Recorded information:
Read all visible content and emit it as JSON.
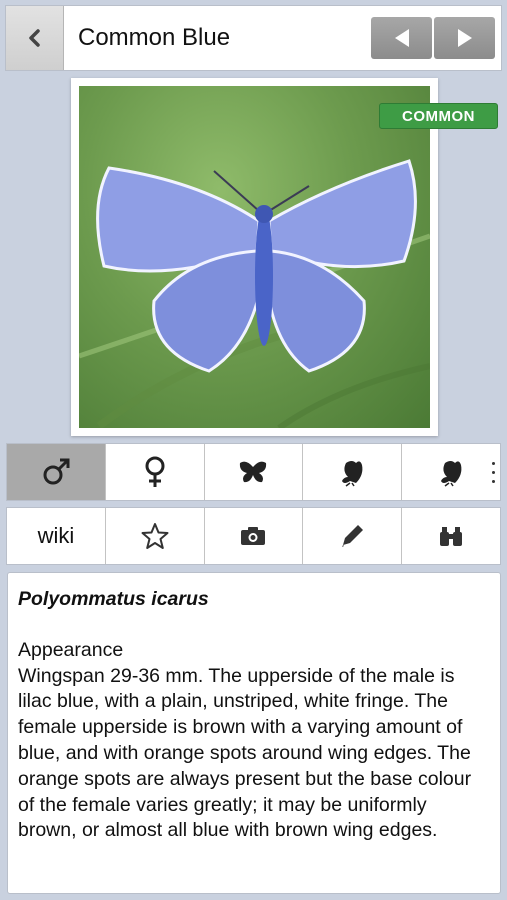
{
  "header": {
    "title": "Common Blue",
    "back_icon": "chevron-left-icon",
    "prev_icon": "triangle-left-icon",
    "next_icon": "triangle-right-icon"
  },
  "photo": {
    "subject": "butterfly-photo",
    "badge": "COMMON",
    "badge_color": "#3e9c45"
  },
  "tabs_row1": [
    {
      "icon": "male-icon",
      "selected": true
    },
    {
      "icon": "female-icon",
      "selected": false
    },
    {
      "icon": "butterfly-upperside-icon",
      "selected": false
    },
    {
      "icon": "butterfly-underside-icon",
      "selected": false
    },
    {
      "icon": "butterfly-underside-alt-icon",
      "selected": false
    }
  ],
  "tabs_row2": [
    {
      "label": "wiki"
    },
    {
      "icon": "star-icon"
    },
    {
      "icon": "camera-icon"
    },
    {
      "icon": "pencil-icon"
    },
    {
      "icon": "binoculars-icon"
    }
  ],
  "description": {
    "latin_name": "Polyommatus icarus",
    "section_title": "Appearance",
    "text": "Wingspan 29-36 mm. The upperside of the male is lilac blue, with a plain, unstriped, white fringe. The female upperside is brown with a varying amount of blue, and with orange spots around wing edges. The orange spots are always present but the base colour of the female varies greatly; it may be uniformly brown, or almost all blue with brown wing edges."
  }
}
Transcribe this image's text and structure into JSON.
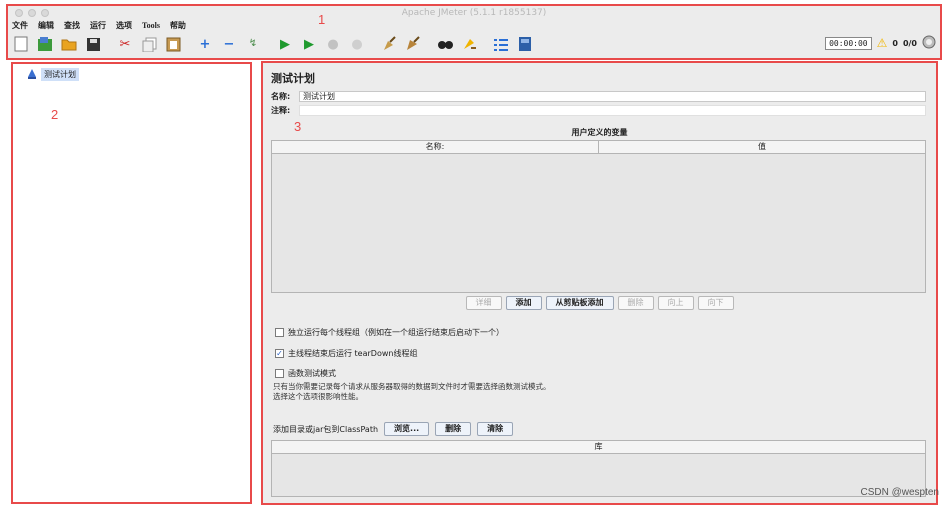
{
  "window": {
    "title": "Apache JMeter (5.1.1 r1855137)"
  },
  "annotations": {
    "region1": "1",
    "region2": "2",
    "region3": "3"
  },
  "menu": [
    "文件",
    "编辑",
    "查找",
    "运行",
    "选项",
    "Tools",
    "帮助"
  ],
  "toolbar": {
    "icons": [
      "new-icon",
      "templates-icon",
      "open-icon",
      "save-icon",
      "cut-icon",
      "copy-icon",
      "paste-icon",
      "expand-icon",
      "collapse-icon",
      "toggle-icon",
      "start-icon",
      "start-no-pause-icon",
      "stop-icon",
      "shutdown-icon",
      "clear-icon",
      "clear-all-icon",
      "search-icon",
      "reset-search-icon",
      "function-helper-icon",
      "help-icon"
    ],
    "timer": "00:00:00",
    "warning_count": "0",
    "threads": "0/0"
  },
  "tree": {
    "root_label": "测试计划"
  },
  "test_plan": {
    "title": "测试计划",
    "name_label": "名称:",
    "name_value": "测试计划",
    "comment_label": "注释:",
    "comment_value": "",
    "udv_title": "用户定义的变量",
    "udv_columns": [
      "名称:",
      "值"
    ],
    "buttons": {
      "detail": "详细",
      "add": "添加",
      "add_clipboard": "从剪贴板添加",
      "delete": "删除",
      "up": "向上",
      "down": "向下"
    },
    "options": [
      {
        "label": "独立运行每个线程组（例如在一个组运行结束后启动下一个）",
        "checked": false
      },
      {
        "label": "主线程结束后运行 tearDown线程组",
        "checked": true
      },
      {
        "label": "函数测试模式",
        "checked": false
      }
    ],
    "note_line1": "只有当你需要记录每个请求从服务器取得的数据到文件时才需要选择函数测试模式。",
    "note_line2": "选择这个选项很影响性能。",
    "classpath_label": "添加目录或jar包到ClassPath",
    "classpath_buttons": {
      "browse": "浏览...",
      "delete": "删除",
      "clear": "清除"
    },
    "lib_column": "库"
  },
  "watermark": "CSDN @wespten"
}
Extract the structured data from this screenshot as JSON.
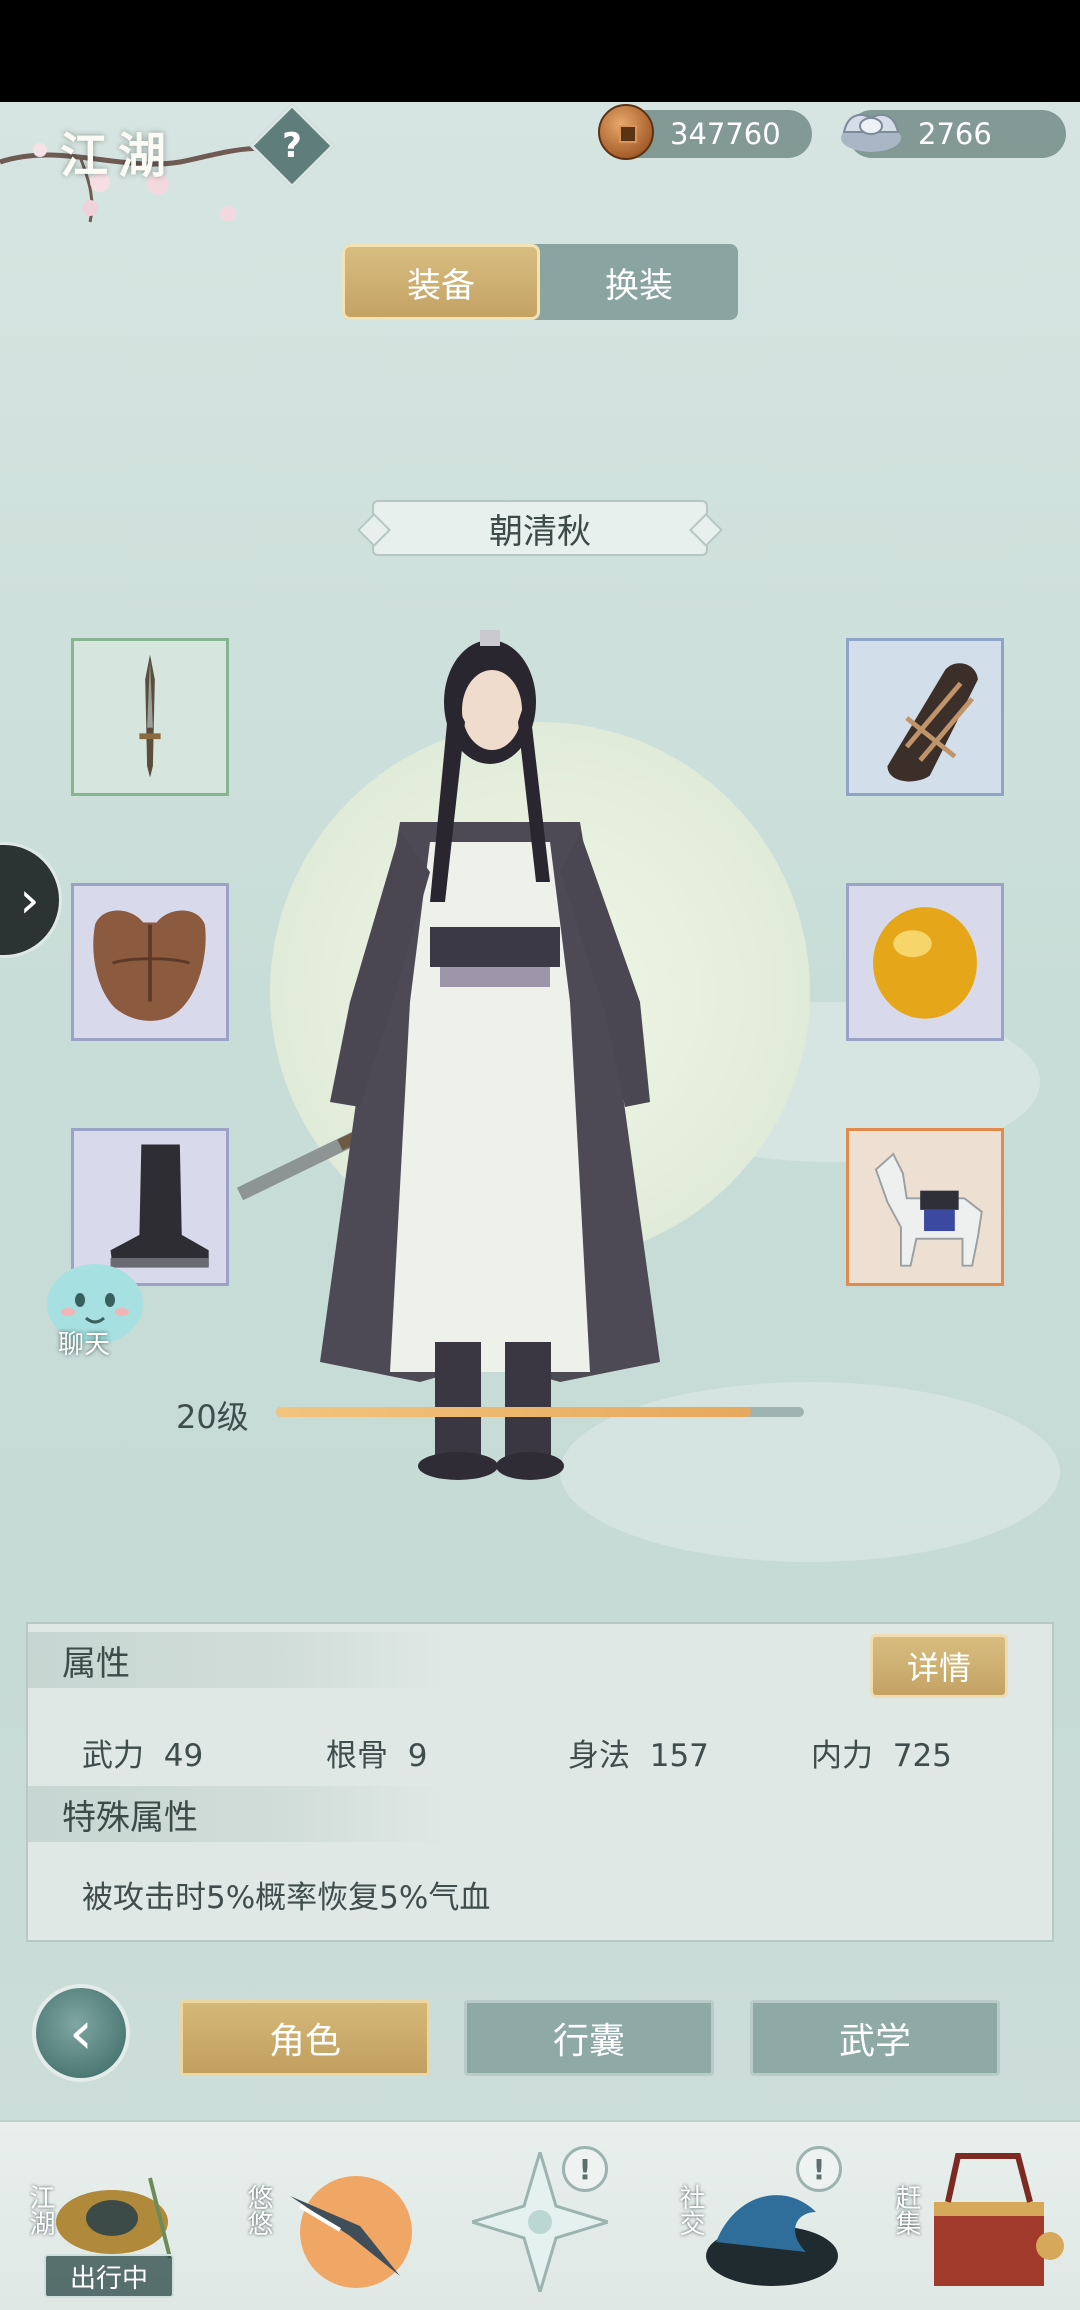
{
  "header": {
    "title": "江湖",
    "help_icon": "question-icon",
    "copper": "347760",
    "silver": "2766"
  },
  "top_tabs": {
    "equip": "装备",
    "change_outfit": "换装"
  },
  "character": {
    "name": "朝清秋",
    "level_label": "20级",
    "level_progress": 0.9
  },
  "slots": {
    "weapon": "sword-icon",
    "bracer": "bracer-icon",
    "armor": "armor-icon",
    "amulet": "amber-icon",
    "boots": "boot-icon",
    "mount": "horse-icon"
  },
  "chat": {
    "label": "聊天"
  },
  "attributes": {
    "title": "属性",
    "detail_button": "详情",
    "stats": [
      {
        "label": "武力",
        "value": "49"
      },
      {
        "label": "根骨",
        "value": "9"
      },
      {
        "label": "身法",
        "value": "157"
      },
      {
        "label": "内力",
        "value": "725"
      }
    ],
    "special_title": "特殊属性",
    "special_text": "被攻击时5%概率恢复5%气血"
  },
  "nav_tabs": {
    "role": "角色",
    "bag": "行囊",
    "martial": "武学"
  },
  "dock": {
    "jianghu": "江湖",
    "travel_status": "出行中",
    "youyou": "悠悠",
    "social": "社交",
    "market": "赶集",
    "badge": "!"
  },
  "colors": {
    "gold_accent": "#c4a365",
    "teal_bg": "#cfe0dc",
    "slot_orange": "#e2894d"
  }
}
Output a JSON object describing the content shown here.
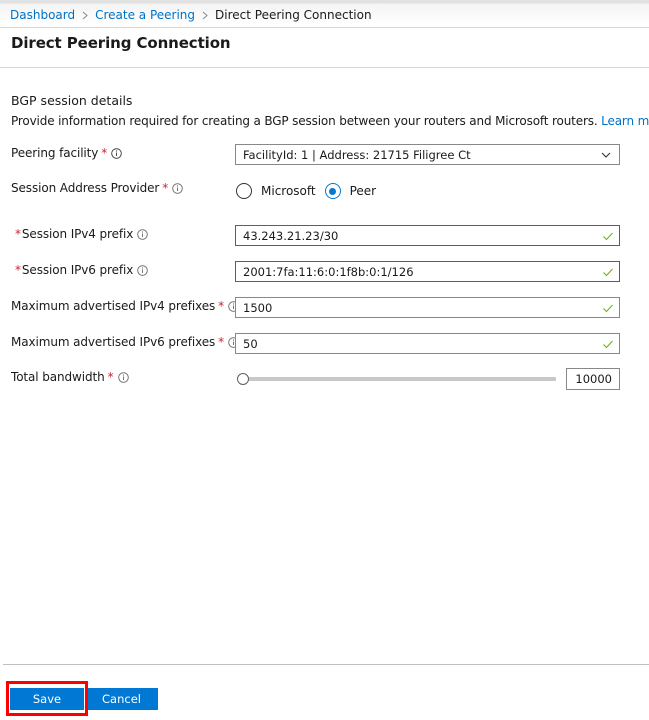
{
  "breadcrumb": {
    "items": [
      {
        "label": "Dashboard",
        "link": true
      },
      {
        "label": "Create a Peering",
        "link": true
      },
      {
        "label": "Direct Peering Connection",
        "link": false
      }
    ]
  },
  "page": {
    "title": "Direct Peering Connection"
  },
  "section": {
    "title": "BGP session details",
    "description": "Provide information required for creating a BGP session between your routers and Microsoft routers.",
    "learn_more": "Learn more"
  },
  "form": {
    "peering_facility": {
      "label": "Peering facility",
      "required_mark": "*",
      "value": "FacilityId: 1 | Address: 21715 Filigree Ct"
    },
    "session_address_provider": {
      "label": "Session Address Provider",
      "required_mark": "*",
      "options": [
        {
          "label": "Microsoft",
          "checked": false
        },
        {
          "label": "Peer",
          "checked": true
        }
      ]
    },
    "session_ipv4_prefix": {
      "label": "Session IPv4 prefix",
      "required_mark": "*",
      "value": "43.243.21.23/30",
      "valid": true
    },
    "session_ipv6_prefix": {
      "label": "Session IPv6 prefix",
      "required_mark": "*",
      "value": "2001:7fa:11:6:0:1f8b:0:1/126",
      "valid": true
    },
    "max_ipv4_prefixes": {
      "label": "Maximum advertised IPv4 prefixes",
      "required_mark": "*",
      "value": "1500",
      "valid": true
    },
    "max_ipv6_prefixes": {
      "label": "Maximum advertised IPv6 prefixes",
      "required_mark": "*",
      "value": "50",
      "valid": true
    },
    "total_bandwidth": {
      "label": "Total bandwidth",
      "required_mark": "*",
      "value": "10000",
      "slider_fraction": 0
    }
  },
  "footer": {
    "save_label": "Save",
    "cancel_label": "Cancel"
  },
  "colors": {
    "accent": "#0078d4",
    "link": "#0072c6",
    "required": "#c4262e",
    "valid_check": "#6bb700",
    "highlight": "#ff0000",
    "focused_border": "#8a3aa5"
  }
}
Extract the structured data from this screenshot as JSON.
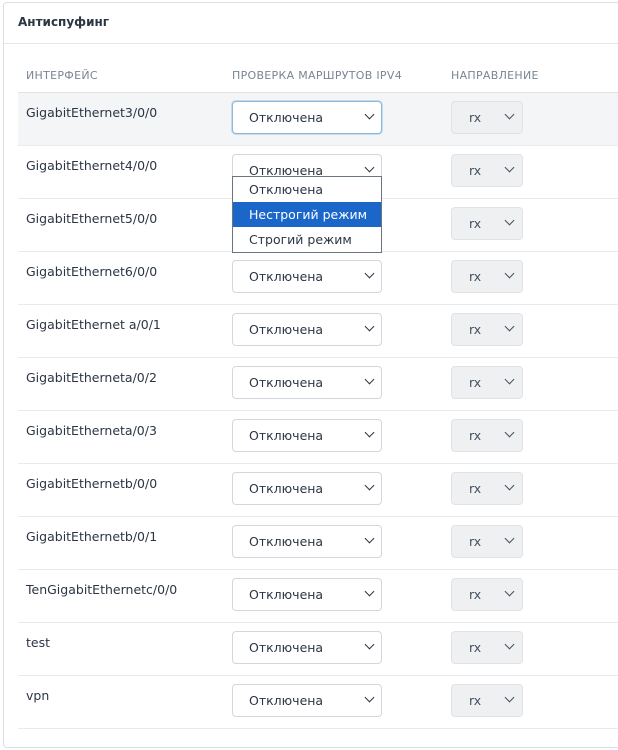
{
  "panel": {
    "title": "Антиспуфинг"
  },
  "columns": {
    "interface": "ИНТЕРФЕЙС",
    "route_check": "ПРОВЕРКА МАРШРУТОВ IPV4",
    "direction": "НАПРАВЛЕНИЕ"
  },
  "rows": [
    {
      "interface": "GigabitEthernet3/0/0",
      "route_check": "Отключена",
      "direction": "rx"
    },
    {
      "interface": "GigabitEthernet4/0/0",
      "route_check": "Отключена",
      "direction": "rx"
    },
    {
      "interface": "GigabitEthernet5/0/0",
      "route_check": "Отключена",
      "direction": "rx"
    },
    {
      "interface": "GigabitEthernet6/0/0",
      "route_check": "Отключена",
      "direction": "rx"
    },
    {
      "interface": "GigabitEthernet a/0/1",
      "route_check": "Отключена",
      "direction": "rx"
    },
    {
      "interface": "GigabitEtherneta/0/2",
      "route_check": "Отключена",
      "direction": "rx"
    },
    {
      "interface": "GigabitEtherneta/0/3",
      "route_check": "Отключена",
      "direction": "rx"
    },
    {
      "interface": "GigabitEthernetb/0/0",
      "route_check": "Отключена",
      "direction": "rx"
    },
    {
      "interface": "GigabitEthernetb/0/1",
      "route_check": "Отключена",
      "direction": "rx"
    },
    {
      "interface": "TenGigabitEthernetc/0/0",
      "route_check": "Отключена",
      "direction": "rx"
    },
    {
      "interface": "test",
      "route_check": "Отключена",
      "direction": "rx"
    },
    {
      "interface": "vpn",
      "route_check": "Отключена",
      "direction": "rx"
    }
  ],
  "dropdown": {
    "options": [
      "Отключена",
      "Нестрогий режим",
      "Строгий режим"
    ],
    "highlighted": "Нестрогий режим"
  },
  "colors": {
    "highlight": "#1a66c9",
    "focus_border": "#8fb8d8"
  }
}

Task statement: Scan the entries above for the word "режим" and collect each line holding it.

Solution for this problem:
      "Нестрогий режим",
      "Строгий режим"
    "highlighted": "Нестрогий режим"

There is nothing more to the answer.